The real importance of this analysis is the fact that the state that is the author of the ‘mangled history’ is now presented as our only protector against unmerciful violence. And the working class movement is in no position to present an immediate and live means of defence as an alternative.
An armed mass labour movement does not exist and will not forseeably for some time so our alternative means of defence starts with political argument. And prime among these is a fact already apparent to many, that western imperialist intervention in the Arab region has fertilised the soil of Islamic fundamentalism and must share responsibility for the monster it has both directly and indirectly created.
To expect this imperialist state to place the needs of working people above its own needs is a political innocence that needs to be shaken off and renounced.
To win an argument that working people cannot rely on the armed forces of the state never mind agree it be allowed vastly increased powers is a difficult one where we are under direct threat and direct attack. We should therefore not accept its exculpation of its own sins on the basis that we must simply damn the reactionary terrorists. The depths of this terrorist reaction is testified not only by the barbarity of the attacks on ordinary working people but by their objective of seeking to make all of us part of the undifferentiated ranks of western decadence and aggression.
This is not the West that really exists just as Islamic fundamentalism is not the Arab world that exists. There is a unity between the peoples of both that stands separate and above the alliance of western imperialists and reactionary rulers of the Arab peoples.
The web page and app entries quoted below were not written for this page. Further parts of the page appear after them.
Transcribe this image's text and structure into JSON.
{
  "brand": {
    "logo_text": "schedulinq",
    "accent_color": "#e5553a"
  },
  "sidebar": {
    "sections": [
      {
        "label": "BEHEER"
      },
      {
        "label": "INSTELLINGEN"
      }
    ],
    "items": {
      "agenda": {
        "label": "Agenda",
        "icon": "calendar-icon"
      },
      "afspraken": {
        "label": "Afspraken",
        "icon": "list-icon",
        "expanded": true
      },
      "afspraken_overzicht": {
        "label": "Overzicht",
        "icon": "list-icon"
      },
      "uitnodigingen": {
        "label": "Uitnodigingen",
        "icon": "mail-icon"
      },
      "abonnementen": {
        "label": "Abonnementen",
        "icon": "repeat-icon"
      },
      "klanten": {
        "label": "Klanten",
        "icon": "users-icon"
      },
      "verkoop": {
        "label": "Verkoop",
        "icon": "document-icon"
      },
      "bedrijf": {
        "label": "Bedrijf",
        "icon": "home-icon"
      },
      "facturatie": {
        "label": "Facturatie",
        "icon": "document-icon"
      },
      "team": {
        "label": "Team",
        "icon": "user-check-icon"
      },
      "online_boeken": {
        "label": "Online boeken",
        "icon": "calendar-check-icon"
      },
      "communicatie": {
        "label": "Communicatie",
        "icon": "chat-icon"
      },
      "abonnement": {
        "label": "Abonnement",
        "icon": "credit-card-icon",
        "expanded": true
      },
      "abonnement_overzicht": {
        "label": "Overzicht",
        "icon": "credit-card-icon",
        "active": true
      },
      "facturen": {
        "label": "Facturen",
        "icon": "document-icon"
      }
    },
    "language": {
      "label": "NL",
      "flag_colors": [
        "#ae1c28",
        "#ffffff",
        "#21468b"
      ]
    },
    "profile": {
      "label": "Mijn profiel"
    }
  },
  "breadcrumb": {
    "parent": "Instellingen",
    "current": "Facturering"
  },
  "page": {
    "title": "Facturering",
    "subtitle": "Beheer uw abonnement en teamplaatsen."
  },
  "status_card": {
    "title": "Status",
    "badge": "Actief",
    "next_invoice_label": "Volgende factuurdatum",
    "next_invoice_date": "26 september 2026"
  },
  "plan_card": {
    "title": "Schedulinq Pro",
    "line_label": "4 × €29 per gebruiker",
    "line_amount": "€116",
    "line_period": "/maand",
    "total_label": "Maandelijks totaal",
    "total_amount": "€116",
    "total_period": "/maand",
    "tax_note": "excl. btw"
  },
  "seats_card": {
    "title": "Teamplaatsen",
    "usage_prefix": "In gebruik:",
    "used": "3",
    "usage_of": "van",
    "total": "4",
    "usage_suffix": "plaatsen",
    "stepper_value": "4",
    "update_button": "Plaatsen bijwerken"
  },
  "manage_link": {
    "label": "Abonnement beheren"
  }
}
However far away this might now seem there will be no justice for those murdered through surrendering our own freedoms and cheering the imperialist acts of violence that brought us to where we now seek to escape from.